▶ [What this task involves]:
Say how many lines of the listing below hold the string "help", and say nothing else.

▶ [Records for this exercise]:
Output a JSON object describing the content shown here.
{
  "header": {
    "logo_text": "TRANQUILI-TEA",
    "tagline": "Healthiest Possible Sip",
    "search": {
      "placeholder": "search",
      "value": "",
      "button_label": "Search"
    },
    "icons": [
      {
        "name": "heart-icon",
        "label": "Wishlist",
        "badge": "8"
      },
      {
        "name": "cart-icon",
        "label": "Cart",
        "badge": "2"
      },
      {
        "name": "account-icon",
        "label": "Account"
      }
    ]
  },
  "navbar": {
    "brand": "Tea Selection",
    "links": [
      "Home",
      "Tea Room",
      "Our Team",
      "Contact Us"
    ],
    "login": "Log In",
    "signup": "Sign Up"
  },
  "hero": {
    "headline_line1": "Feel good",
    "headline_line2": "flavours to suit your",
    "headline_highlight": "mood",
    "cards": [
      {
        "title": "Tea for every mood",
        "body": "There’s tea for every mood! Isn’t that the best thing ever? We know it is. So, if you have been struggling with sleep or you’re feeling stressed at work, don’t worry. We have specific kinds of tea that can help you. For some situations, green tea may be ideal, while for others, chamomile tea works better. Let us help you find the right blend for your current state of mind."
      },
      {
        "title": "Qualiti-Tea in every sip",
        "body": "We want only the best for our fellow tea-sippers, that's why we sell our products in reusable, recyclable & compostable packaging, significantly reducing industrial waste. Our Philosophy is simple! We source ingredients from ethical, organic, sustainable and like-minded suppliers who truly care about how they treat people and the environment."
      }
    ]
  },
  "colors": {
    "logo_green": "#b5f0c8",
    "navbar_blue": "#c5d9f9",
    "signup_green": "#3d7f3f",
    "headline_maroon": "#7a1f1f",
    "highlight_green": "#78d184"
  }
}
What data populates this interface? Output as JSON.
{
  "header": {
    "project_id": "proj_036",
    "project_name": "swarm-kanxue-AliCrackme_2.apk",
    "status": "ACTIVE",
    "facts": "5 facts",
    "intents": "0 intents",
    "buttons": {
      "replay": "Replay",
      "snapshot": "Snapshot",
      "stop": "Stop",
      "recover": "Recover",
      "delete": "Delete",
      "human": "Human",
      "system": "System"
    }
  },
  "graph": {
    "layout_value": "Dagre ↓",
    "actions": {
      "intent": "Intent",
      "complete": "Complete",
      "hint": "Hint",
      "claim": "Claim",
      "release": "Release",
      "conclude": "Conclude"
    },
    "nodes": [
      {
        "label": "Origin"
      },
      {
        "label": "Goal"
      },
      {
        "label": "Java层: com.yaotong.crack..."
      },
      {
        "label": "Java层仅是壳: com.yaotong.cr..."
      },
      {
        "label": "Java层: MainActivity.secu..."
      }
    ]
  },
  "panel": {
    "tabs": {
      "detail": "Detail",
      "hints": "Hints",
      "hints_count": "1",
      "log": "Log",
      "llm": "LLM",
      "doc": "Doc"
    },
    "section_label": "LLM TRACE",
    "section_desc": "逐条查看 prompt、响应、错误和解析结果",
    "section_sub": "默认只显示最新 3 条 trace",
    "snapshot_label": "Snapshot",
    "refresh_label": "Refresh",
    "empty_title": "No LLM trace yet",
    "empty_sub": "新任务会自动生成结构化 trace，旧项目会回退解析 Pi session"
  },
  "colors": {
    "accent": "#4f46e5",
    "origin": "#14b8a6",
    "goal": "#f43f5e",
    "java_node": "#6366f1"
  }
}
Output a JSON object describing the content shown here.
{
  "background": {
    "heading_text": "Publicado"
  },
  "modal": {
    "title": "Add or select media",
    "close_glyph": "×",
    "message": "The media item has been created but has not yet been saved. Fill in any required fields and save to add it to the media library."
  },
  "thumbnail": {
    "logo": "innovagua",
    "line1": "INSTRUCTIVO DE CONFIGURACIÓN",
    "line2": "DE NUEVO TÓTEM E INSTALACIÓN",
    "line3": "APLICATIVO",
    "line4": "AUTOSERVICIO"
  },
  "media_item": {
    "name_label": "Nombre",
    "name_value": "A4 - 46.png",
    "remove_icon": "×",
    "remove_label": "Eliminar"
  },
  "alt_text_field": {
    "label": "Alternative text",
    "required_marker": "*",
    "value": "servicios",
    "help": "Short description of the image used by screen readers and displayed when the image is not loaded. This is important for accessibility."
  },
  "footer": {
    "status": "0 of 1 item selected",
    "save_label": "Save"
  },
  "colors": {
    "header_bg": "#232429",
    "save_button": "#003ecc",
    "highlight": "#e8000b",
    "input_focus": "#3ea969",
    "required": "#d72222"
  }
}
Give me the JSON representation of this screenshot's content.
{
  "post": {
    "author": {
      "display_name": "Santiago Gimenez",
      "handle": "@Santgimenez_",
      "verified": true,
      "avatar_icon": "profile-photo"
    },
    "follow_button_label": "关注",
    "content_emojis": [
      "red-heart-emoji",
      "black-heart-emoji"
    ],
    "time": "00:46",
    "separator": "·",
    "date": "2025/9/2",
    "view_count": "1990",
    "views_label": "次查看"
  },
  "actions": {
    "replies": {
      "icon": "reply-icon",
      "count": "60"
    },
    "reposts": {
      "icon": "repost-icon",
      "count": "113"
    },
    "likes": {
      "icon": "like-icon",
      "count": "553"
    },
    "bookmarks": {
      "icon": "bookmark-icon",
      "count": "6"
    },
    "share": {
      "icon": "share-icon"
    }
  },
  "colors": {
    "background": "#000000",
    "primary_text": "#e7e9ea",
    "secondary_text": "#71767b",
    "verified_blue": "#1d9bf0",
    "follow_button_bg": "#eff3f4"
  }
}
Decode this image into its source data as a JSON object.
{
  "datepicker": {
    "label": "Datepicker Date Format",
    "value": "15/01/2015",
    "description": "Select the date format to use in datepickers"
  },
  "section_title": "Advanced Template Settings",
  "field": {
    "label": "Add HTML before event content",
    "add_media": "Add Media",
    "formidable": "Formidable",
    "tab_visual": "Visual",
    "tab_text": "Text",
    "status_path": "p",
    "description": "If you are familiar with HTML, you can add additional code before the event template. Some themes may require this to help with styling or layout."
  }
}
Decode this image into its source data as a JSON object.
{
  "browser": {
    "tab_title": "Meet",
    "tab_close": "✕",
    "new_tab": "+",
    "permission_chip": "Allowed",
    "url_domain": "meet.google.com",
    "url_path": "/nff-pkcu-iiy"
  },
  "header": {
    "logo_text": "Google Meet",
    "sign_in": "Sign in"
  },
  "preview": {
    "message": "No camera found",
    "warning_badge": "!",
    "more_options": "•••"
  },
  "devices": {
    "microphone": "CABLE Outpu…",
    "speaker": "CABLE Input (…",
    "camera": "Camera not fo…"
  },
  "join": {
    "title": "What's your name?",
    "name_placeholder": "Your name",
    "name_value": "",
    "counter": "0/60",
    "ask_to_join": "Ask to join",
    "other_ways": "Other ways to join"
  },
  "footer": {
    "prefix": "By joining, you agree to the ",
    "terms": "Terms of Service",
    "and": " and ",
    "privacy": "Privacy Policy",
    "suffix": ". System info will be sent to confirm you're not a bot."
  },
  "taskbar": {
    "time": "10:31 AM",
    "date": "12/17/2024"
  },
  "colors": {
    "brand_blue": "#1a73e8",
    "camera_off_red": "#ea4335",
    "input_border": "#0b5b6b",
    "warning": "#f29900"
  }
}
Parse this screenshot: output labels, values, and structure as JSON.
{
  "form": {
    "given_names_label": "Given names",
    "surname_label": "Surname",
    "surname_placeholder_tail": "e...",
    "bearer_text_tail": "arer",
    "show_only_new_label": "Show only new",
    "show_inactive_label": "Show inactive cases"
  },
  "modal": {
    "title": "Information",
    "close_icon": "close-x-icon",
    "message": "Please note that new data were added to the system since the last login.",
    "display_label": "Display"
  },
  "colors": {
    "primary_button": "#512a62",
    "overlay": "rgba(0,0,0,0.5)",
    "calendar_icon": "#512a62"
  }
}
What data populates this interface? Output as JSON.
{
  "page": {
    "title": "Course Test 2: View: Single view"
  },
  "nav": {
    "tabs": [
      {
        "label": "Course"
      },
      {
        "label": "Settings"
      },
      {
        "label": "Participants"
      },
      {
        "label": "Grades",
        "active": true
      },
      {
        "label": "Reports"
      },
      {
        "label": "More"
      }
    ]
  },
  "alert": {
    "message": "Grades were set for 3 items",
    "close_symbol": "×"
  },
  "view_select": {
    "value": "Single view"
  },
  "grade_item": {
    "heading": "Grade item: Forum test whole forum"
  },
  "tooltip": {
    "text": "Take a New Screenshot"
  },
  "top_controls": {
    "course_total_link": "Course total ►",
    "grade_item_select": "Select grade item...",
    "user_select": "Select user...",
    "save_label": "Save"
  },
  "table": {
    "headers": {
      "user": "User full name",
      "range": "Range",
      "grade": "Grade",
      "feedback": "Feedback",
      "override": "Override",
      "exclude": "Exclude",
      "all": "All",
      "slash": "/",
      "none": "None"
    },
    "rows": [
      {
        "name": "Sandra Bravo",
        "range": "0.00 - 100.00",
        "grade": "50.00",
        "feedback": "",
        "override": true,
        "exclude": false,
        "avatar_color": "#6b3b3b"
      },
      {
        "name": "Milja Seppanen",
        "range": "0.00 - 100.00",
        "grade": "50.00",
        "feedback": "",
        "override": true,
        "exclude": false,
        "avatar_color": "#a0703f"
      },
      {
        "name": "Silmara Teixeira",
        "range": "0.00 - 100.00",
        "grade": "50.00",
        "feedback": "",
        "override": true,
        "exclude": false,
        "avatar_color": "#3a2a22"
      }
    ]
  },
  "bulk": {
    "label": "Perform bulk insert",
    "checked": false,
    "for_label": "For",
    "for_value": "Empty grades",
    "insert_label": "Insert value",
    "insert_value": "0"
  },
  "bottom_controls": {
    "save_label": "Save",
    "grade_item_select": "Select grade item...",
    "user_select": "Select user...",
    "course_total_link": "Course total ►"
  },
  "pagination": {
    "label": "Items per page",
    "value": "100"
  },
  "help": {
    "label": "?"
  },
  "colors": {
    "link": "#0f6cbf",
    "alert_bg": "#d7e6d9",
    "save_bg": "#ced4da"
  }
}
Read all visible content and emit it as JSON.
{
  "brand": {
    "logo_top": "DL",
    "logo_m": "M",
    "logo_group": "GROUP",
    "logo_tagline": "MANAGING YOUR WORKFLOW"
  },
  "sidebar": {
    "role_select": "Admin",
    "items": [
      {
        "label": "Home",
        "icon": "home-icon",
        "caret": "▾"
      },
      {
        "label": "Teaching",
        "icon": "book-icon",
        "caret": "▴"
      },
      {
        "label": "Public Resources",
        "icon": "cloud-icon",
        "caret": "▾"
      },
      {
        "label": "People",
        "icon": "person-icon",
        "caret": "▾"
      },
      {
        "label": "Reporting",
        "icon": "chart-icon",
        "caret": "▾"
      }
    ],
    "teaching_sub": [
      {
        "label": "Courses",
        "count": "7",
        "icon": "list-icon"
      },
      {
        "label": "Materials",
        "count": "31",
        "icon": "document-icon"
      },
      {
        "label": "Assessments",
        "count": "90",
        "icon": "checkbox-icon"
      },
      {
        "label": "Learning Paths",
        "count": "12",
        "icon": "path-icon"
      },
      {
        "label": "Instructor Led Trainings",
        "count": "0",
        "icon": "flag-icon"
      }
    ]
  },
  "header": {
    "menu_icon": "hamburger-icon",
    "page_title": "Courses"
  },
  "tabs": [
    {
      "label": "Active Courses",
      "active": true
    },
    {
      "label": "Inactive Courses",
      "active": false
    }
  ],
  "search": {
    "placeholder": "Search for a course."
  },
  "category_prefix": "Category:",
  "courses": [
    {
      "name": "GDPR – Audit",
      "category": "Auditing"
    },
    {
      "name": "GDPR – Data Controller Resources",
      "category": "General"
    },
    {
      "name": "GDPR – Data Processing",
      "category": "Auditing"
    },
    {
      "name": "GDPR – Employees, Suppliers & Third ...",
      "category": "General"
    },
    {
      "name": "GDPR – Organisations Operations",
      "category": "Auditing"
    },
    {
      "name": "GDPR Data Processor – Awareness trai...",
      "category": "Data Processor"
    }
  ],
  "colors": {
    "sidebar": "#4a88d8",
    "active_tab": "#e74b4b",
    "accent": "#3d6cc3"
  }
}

▶ [Answer space]:
4